# Your goal
The exercise asks you to copy every line below in which "data" appears.

App and web page records:
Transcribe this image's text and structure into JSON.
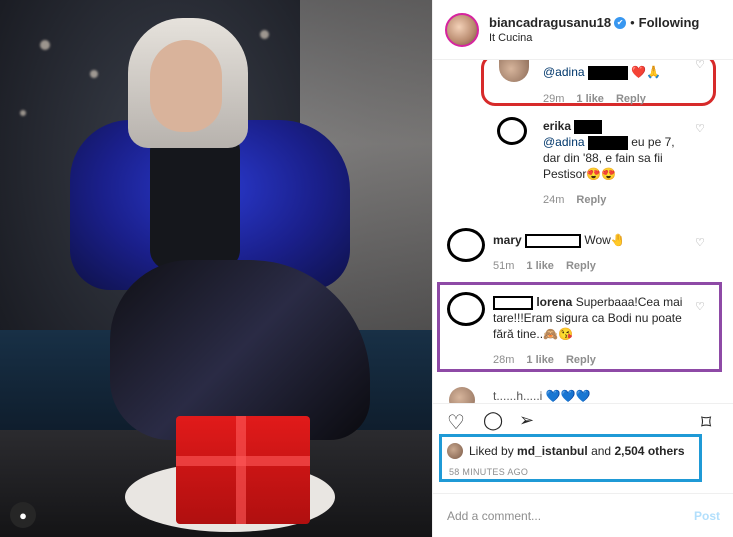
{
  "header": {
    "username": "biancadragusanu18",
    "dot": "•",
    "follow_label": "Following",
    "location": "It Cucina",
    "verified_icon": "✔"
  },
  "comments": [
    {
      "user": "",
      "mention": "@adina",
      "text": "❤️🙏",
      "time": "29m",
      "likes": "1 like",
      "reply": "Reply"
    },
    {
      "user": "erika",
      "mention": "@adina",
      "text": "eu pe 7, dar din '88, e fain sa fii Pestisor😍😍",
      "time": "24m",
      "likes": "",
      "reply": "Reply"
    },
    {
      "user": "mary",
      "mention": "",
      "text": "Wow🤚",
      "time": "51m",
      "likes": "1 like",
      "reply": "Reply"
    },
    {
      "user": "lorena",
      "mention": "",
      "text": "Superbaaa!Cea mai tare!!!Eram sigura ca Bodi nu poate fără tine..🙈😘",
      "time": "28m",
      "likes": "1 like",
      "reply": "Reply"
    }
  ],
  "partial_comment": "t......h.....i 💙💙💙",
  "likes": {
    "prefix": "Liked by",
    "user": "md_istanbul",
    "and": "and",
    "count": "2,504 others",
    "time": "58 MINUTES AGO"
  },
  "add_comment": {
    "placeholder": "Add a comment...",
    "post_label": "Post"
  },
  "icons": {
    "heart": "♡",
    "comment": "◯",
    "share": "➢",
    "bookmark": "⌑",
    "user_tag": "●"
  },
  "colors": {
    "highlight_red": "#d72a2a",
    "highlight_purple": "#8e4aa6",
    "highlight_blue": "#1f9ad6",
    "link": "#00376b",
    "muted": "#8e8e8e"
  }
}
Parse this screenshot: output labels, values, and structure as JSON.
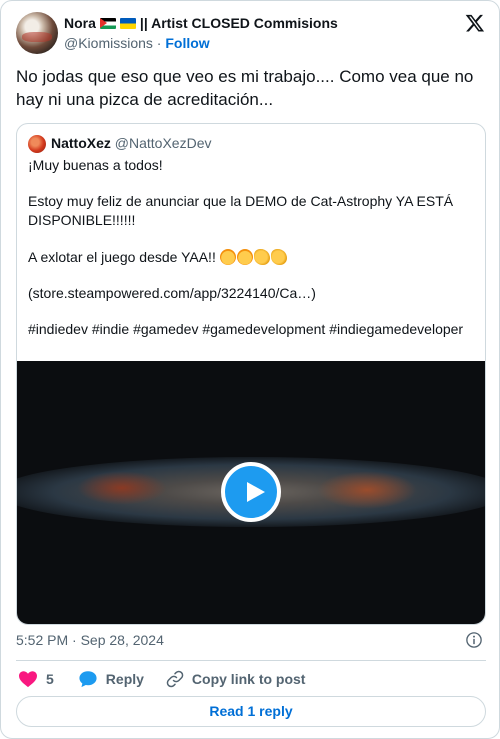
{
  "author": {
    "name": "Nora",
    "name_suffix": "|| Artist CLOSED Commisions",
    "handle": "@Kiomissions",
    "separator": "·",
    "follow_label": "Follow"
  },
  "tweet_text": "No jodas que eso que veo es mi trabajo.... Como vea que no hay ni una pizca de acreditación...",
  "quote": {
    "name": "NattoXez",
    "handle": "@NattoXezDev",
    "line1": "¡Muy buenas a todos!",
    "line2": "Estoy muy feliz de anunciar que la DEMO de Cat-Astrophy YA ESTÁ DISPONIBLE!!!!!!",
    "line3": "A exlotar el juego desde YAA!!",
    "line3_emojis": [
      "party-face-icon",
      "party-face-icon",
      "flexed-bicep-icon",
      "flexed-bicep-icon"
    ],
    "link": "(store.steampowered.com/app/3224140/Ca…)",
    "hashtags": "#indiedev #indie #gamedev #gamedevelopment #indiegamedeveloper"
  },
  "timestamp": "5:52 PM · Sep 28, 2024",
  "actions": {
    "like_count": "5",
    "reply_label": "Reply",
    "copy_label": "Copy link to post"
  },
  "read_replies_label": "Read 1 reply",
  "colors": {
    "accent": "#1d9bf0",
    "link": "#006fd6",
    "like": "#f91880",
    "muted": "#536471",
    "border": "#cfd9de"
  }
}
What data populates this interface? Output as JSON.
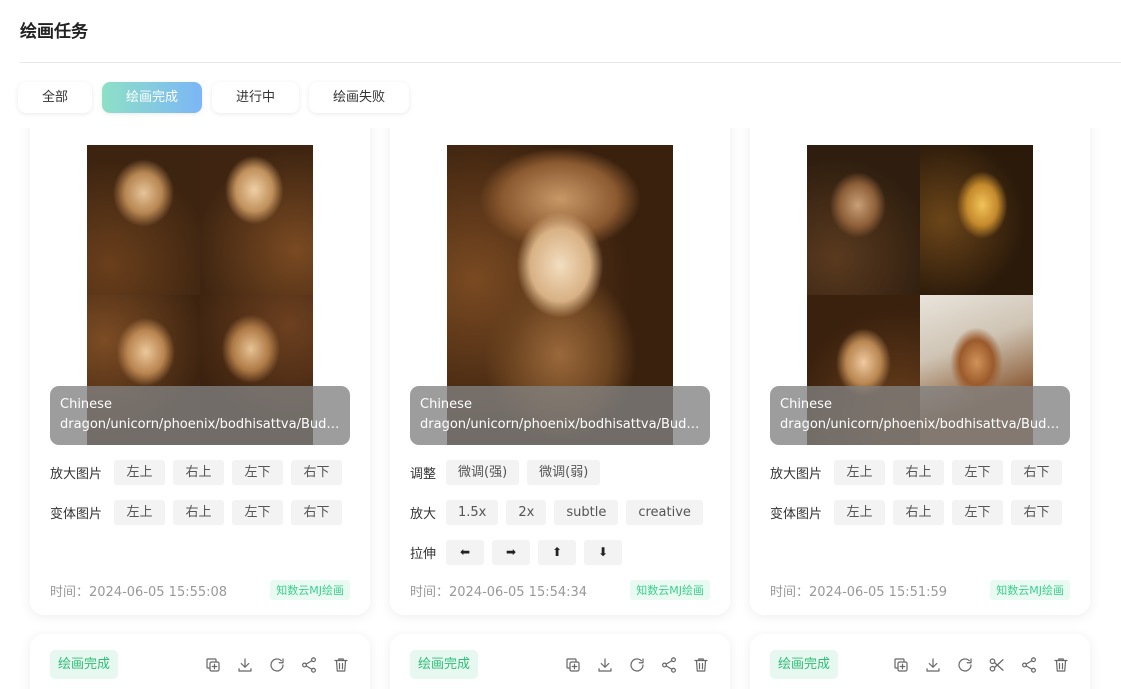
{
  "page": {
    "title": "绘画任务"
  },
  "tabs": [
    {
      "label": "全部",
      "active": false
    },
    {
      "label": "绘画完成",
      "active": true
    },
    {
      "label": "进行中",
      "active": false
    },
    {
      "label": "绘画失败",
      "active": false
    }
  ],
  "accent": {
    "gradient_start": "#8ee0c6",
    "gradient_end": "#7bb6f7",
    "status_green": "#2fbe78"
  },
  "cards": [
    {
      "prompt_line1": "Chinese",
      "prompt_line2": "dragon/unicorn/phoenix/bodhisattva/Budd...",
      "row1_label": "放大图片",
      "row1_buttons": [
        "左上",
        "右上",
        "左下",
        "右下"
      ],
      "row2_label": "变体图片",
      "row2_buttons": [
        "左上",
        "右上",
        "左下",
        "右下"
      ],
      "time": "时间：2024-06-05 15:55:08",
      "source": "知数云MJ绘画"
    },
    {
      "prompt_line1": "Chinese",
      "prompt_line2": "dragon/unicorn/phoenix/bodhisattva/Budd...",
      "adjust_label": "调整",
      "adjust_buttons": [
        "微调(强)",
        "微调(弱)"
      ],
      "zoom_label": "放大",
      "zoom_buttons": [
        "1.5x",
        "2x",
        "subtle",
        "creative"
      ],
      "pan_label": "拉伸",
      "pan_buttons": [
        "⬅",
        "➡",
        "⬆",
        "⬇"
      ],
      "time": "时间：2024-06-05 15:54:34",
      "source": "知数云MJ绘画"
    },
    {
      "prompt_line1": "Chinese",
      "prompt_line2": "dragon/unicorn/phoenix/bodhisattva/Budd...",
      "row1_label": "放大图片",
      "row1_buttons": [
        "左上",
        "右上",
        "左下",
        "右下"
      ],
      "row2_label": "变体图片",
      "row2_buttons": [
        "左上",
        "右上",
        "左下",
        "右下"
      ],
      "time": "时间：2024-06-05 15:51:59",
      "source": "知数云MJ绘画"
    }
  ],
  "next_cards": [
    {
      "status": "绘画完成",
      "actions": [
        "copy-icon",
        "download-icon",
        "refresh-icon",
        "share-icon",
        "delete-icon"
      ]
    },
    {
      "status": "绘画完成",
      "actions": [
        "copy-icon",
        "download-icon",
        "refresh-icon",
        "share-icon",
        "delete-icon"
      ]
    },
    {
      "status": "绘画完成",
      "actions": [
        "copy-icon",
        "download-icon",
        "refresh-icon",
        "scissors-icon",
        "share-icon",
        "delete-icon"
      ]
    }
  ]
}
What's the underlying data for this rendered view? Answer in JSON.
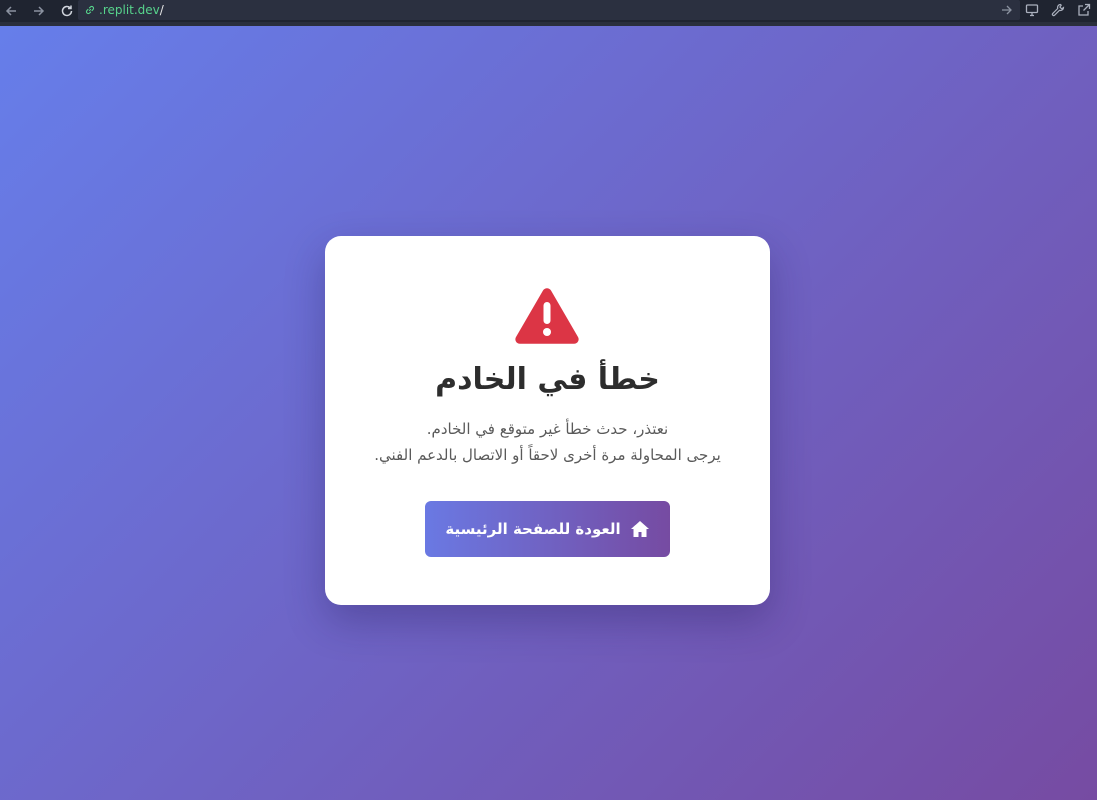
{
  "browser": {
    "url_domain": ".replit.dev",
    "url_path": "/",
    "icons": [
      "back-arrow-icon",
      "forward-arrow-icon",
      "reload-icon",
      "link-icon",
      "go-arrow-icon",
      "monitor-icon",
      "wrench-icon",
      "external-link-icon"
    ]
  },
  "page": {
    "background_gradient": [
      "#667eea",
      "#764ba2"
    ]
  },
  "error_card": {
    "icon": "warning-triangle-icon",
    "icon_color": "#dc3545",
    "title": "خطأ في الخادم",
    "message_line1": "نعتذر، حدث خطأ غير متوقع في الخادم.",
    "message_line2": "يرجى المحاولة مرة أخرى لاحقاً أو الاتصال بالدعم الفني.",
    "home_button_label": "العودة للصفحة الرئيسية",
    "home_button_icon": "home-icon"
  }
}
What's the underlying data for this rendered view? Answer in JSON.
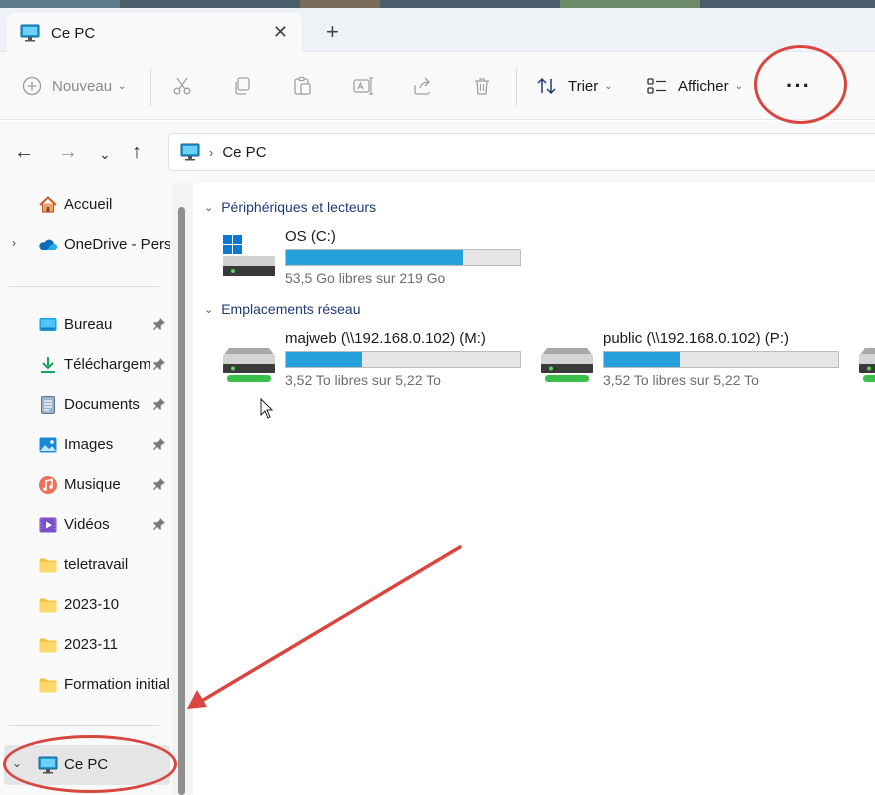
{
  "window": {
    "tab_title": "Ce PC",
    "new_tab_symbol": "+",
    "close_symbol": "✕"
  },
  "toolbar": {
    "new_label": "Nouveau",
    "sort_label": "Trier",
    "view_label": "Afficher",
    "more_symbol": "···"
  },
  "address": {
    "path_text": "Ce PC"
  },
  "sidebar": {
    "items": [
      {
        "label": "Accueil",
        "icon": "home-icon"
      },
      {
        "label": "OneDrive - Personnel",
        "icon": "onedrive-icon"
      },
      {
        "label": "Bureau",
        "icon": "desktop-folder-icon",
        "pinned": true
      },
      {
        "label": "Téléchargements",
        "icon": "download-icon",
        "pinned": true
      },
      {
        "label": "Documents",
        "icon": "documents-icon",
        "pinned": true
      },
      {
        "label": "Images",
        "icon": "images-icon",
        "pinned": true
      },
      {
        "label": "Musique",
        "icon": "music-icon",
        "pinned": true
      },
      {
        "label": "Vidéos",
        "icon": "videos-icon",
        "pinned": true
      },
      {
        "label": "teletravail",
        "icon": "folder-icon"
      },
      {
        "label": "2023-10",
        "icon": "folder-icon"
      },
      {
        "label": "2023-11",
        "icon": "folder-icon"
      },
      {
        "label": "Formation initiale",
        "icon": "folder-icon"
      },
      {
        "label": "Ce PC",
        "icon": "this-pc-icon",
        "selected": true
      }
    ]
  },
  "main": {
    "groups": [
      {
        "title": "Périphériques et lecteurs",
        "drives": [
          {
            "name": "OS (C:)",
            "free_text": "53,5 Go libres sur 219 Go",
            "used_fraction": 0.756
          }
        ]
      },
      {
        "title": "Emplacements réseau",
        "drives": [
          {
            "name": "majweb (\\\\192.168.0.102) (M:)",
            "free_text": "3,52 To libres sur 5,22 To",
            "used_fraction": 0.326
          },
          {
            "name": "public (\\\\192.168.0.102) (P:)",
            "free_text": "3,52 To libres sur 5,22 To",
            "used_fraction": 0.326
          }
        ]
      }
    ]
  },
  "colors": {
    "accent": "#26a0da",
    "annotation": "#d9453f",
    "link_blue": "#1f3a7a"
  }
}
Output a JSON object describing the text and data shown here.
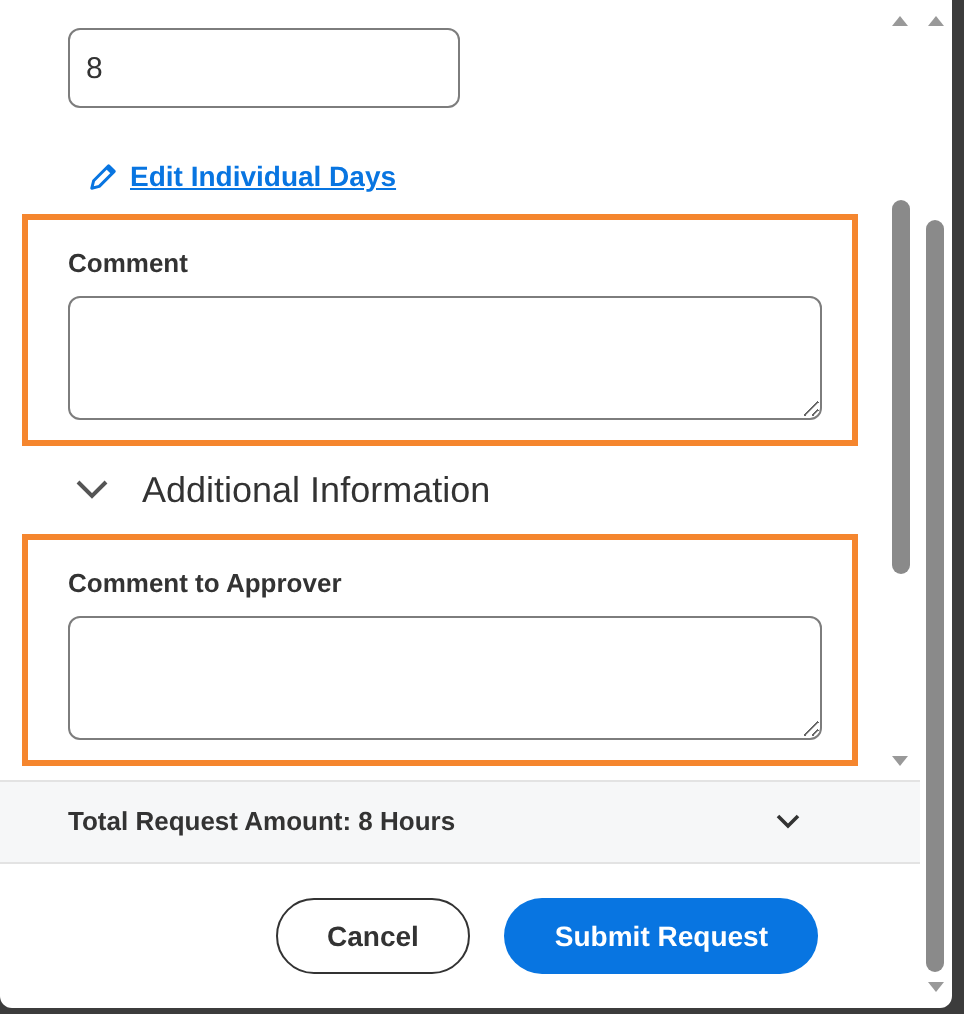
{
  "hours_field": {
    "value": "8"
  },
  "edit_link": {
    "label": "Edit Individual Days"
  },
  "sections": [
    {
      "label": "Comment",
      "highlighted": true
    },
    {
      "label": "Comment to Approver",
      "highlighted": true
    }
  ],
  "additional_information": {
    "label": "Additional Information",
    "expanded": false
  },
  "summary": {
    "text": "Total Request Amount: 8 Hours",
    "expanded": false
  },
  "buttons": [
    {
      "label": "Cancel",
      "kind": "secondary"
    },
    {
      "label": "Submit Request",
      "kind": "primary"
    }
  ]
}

# Output for this task
What data populates this interface? Output as JSON.
What's the underlying data for this rendered view? Answer in JSON.
What's the underlying data for this rendered view? Answer in JSON.
Output a JSON object describing the text and data shown here.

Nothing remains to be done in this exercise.